A word-for-word repeat of the records below is what this calls for.

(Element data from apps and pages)
::::

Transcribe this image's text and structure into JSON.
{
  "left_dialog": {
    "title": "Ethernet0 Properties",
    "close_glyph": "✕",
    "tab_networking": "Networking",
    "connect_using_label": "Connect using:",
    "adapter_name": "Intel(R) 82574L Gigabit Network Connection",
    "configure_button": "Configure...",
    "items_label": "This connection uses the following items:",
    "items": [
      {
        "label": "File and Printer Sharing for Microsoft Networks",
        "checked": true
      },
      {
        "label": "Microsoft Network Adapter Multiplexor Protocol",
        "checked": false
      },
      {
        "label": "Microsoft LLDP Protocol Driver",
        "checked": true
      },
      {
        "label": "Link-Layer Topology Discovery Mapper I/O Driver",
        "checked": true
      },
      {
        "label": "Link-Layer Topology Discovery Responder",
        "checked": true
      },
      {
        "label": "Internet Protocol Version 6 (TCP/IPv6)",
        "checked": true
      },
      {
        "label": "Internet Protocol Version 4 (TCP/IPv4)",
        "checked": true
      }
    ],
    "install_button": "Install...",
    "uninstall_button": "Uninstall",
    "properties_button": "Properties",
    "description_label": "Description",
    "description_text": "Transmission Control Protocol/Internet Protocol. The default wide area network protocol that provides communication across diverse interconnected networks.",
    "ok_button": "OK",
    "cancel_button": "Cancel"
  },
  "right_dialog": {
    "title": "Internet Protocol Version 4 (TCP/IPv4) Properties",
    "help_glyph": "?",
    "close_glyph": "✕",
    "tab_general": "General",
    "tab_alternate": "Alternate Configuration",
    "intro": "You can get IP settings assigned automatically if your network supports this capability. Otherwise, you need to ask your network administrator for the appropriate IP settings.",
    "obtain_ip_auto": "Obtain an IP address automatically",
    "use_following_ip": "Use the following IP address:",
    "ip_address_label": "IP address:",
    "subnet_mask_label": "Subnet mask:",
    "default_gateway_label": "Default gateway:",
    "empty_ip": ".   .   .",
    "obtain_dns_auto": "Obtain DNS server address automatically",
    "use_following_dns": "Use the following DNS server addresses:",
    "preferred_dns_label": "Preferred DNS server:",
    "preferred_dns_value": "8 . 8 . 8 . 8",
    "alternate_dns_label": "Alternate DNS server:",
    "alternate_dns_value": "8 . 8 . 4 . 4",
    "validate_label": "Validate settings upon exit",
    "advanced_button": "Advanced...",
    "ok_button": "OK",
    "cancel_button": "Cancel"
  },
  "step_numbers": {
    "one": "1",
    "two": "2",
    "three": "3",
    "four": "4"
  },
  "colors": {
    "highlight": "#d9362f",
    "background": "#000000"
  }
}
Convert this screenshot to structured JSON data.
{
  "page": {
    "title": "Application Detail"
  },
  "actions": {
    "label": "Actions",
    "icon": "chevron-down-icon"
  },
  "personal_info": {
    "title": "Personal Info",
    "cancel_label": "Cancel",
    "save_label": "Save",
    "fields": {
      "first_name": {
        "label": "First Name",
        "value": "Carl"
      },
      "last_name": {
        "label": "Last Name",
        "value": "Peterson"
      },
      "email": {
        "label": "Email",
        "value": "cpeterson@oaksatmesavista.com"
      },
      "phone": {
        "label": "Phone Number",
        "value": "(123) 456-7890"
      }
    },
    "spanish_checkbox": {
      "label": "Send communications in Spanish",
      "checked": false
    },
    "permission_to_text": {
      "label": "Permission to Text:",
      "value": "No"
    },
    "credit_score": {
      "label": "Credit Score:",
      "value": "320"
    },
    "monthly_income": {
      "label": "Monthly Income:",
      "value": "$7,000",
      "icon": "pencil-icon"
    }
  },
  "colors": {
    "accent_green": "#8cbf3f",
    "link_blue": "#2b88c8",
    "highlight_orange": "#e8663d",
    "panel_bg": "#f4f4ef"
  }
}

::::

### Exercise answer
Transcribe this image's text and structure into JSON.
{
  "left_dialog": {
    "title": "Ethernet0 Properties",
    "close_glyph": "✕",
    "tab_networking": "Networking",
    "connect_using_label": "Connect using:",
    "adapter_name": "Intel(R) 82574L Gigabit Network Connection",
    "configure_button": "Configure...",
    "items_label": "This connection uses the following items:",
    "items": [
      {
        "label": "File and Printer Sharing for Microsoft Networks",
        "checked": true
      },
      {
        "label": "Microsoft Network Adapter Multiplexor Protocol",
        "checked": false
      },
      {
        "label": "Microsoft LLDP Protocol Driver",
        "checked": true
      },
      {
        "label": "Link-Layer Topology Discovery Mapper I/O Driver",
        "checked": true
      },
      {
        "label": "Link-Layer Topology Discovery Responder",
        "checked": true
      },
      {
        "label": "Internet Protocol Version 6 (TCP/IPv6)",
        "checked": true
      },
      {
        "label": "Internet Protocol Version 4 (TCP/IPv4)",
        "checked": true
      }
    ],
    "install_button": "Install...",
    "uninstall_button": "Uninstall",
    "properties_button": "Properties",
    "description_label": "Description",
    "description_text": "Transmission Control Protocol/Internet Protocol. The default wide area network protocol that provides communication across diverse interconnected networks.",
    "ok_button": "OK",
    "cancel_button": "Cancel"
  },
  "right_dialog": {
    "title": "Internet Protocol Version 4 (TCP/IPv4) Properties",
    "help_glyph": "?",
    "close_glyph": "✕",
    "tab_general": "General",
    "tab_alternate": "Alternate Configuration",
    "intro": "You can get IP settings assigned automatically if your network supports this capability. Otherwise, you need to ask your network administrator for the appropriate IP settings.",
    "obtain_ip_auto": "Obtain an IP address automatically",
    "use_following_ip": "Use the following IP address:",
    "ip_address_label": "IP address:",
    "subnet_mask_label": "Subnet mask:",
    "default_gateway_label": "Default gateway:",
    "empty_ip": ".   .   .",
    "obtain_dns_auto": "Obtain DNS server address automatically",
    "use_following_dns": "Use the following DNS server addresses:",
    "preferred_dns_label": "Preferred DNS server:",
    "preferred_dns_value": "8 . 8 . 8 . 8",
    "alternate_dns_label": "Alternate DNS server:",
    "alternate_dns_value": "8 . 8 . 4 . 4",
    "validate_label": "Validate settings upon exit",
    "advanced_button": "Advanced...",
    "ok_button": "OK",
    "cancel_button": "Cancel"
  },
  "step_numbers": {
    "one": "1",
    "two": "2",
    "three": "3",
    "four": "4"
  },
  "colors": {
    "highlight": "#d9362f",
    "background": "#000000"
  }
}
Convert this screenshot to structured JSON data.
{
  "page": {
    "title": "Application Detail"
  },
  "actions": {
    "label": "Actions",
    "icon": "chevron-down-icon"
  },
  "personal_info": {
    "title": "Personal Info",
    "cancel_label": "Cancel",
    "save_label": "Save",
    "fields": {
      "first_name": {
        "label": "First Name",
        "value": "Carl"
      },
      "last_name": {
        "label": "Last Name",
        "value": "Peterson"
      },
      "email": {
        "label": "Email",
        "value": "cpeterson@oaksatmesavista.com"
      },
      "phone": {
        "label": "Phone Number",
        "value": "(123) 456-7890"
      }
    },
    "spanish_checkbox": {
      "label": "Send communications in Spanish",
      "checked": false
    },
    "permission_to_text": {
      "label": "Permission to Text:",
      "value": "No"
    },
    "credit_score": {
      "label": "Credit Score:",
      "value": "320"
    },
    "monthly_income": {
      "label": "Monthly Income:",
      "value": "$7,000",
      "icon": "pencil-icon"
    }
  },
  "colors": {
    "accent_green": "#8cbf3f",
    "link_blue": "#2b88c8",
    "highlight_orange": "#e8663d",
    "panel_bg": "#f4f4ef"
  }
}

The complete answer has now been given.